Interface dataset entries

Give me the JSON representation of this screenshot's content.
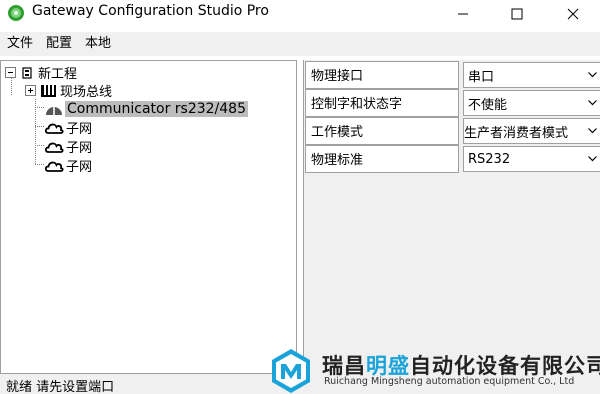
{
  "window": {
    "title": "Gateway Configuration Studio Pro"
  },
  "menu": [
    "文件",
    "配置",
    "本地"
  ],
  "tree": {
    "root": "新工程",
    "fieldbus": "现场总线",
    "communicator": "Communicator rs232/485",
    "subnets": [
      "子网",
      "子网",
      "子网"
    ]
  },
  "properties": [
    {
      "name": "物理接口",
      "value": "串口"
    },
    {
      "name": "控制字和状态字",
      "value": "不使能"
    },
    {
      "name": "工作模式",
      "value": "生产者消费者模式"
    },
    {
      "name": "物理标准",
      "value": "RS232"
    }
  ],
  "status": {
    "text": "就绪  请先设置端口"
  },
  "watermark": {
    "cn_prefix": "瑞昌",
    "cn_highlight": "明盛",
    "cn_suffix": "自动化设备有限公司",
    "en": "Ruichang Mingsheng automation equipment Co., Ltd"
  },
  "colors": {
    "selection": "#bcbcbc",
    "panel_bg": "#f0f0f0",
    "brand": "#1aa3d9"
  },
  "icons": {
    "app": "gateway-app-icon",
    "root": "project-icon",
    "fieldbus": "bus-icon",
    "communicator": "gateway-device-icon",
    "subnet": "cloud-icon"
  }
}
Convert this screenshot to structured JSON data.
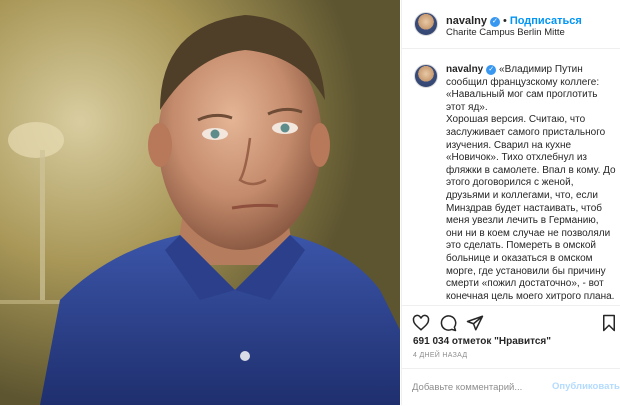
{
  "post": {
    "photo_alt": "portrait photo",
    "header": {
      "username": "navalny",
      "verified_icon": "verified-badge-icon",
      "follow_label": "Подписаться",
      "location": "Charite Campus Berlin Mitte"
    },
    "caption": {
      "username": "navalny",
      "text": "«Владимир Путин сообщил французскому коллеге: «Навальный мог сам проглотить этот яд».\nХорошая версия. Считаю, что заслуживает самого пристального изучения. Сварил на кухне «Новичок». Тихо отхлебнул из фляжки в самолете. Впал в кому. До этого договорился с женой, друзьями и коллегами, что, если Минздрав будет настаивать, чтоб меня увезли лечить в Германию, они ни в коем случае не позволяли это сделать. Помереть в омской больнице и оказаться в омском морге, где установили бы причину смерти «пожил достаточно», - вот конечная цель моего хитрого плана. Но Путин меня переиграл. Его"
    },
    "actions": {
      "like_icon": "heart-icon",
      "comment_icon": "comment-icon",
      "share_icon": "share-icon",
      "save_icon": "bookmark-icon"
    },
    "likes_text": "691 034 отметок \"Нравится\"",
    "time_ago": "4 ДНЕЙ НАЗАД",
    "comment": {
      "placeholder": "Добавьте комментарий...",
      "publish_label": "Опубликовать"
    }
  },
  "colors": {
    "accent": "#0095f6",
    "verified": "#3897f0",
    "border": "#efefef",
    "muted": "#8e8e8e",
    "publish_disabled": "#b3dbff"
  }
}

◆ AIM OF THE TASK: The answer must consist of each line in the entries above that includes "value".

◆ FINISHED TASK:
      "value": "串口"
      "value": "不使能"
      "value": "生产者消费者模式"
      "value": "RS232"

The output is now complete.